» **Task brief**
Without omission or alteration, write out all of the data.

[Data items]
————————
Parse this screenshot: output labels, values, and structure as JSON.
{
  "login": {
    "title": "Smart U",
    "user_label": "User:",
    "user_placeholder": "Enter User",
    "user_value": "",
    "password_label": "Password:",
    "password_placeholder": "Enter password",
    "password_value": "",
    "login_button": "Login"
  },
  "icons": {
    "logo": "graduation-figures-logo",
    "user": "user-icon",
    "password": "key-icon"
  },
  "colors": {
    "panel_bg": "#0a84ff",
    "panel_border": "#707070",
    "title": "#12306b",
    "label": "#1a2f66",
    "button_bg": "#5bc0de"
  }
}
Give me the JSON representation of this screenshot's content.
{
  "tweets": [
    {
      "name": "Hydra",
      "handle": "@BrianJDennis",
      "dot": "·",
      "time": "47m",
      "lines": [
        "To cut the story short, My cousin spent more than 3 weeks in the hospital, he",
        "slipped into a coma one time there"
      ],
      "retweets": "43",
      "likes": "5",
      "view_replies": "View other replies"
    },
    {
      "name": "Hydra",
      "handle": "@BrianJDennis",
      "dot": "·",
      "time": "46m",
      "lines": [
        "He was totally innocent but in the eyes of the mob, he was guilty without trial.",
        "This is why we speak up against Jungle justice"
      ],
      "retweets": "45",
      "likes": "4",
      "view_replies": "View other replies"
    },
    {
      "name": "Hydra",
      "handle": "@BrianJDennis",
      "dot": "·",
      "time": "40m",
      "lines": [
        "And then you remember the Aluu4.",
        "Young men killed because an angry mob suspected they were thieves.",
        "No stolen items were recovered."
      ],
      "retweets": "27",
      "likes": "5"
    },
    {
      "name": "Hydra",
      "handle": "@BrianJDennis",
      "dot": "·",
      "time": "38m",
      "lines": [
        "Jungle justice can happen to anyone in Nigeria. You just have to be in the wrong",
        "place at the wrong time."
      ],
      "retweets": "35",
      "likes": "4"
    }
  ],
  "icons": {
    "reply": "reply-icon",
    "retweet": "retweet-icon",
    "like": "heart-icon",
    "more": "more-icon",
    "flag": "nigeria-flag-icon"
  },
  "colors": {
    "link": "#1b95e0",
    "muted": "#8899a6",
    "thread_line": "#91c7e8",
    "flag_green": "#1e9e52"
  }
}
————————
» **Reply**
Parse this screenshot: output labels, values, and structure as JSON.
{
  "login": {
    "title": "Smart U",
    "user_label": "User:",
    "user_placeholder": "Enter User",
    "user_value": "",
    "password_label": "Password:",
    "password_placeholder": "Enter password",
    "password_value": "",
    "login_button": "Login"
  },
  "icons": {
    "logo": "graduation-figures-logo",
    "user": "user-icon",
    "password": "key-icon"
  },
  "colors": {
    "panel_bg": "#0a84ff",
    "panel_border": "#707070",
    "title": "#12306b",
    "label": "#1a2f66",
    "button_bg": "#5bc0de"
  }
}
Give me the JSON representation of this screenshot's content.
{
  "tweets": [
    {
      "name": "Hydra",
      "handle": "@BrianJDennis",
      "dot": "·",
      "time": "47m",
      "lines": [
        "To cut the story short, My cousin spent more than 3 weeks in the hospital, he",
        "slipped into a coma one time there"
      ],
      "retweets": "43",
      "likes": "5",
      "view_replies": "View other replies"
    },
    {
      "name": "Hydra",
      "handle": "@BrianJDennis",
      "dot": "·",
      "time": "46m",
      "lines": [
        "He was totally innocent but in the eyes of the mob, he was guilty without trial.",
        "This is why we speak up against Jungle justice"
      ],
      "retweets": "45",
      "likes": "4",
      "view_replies": "View other replies"
    },
    {
      "name": "Hydra",
      "handle": "@BrianJDennis",
      "dot": "·",
      "time": "40m",
      "lines": [
        "And then you remember the Aluu4.",
        "Young men killed because an angry mob suspected they were thieves.",
        "No stolen items were recovered."
      ],
      "retweets": "27",
      "likes": "5"
    },
    {
      "name": "Hydra",
      "handle": "@BrianJDennis",
      "dot": "·",
      "time": "38m",
      "lines": [
        "Jungle justice can happen to anyone in Nigeria. You just have to be in the wrong",
        "place at the wrong time."
      ],
      "retweets": "35",
      "likes": "4"
    }
  ],
  "icons": {
    "reply": "reply-icon",
    "retweet": "retweet-icon",
    "like": "heart-icon",
    "more": "more-icon",
    "flag": "nigeria-flag-icon"
  },
  "colors": {
    "link": "#1b95e0",
    "muted": "#8899a6",
    "thread_line": "#91c7e8",
    "flag_green": "#1e9e52"
  }
}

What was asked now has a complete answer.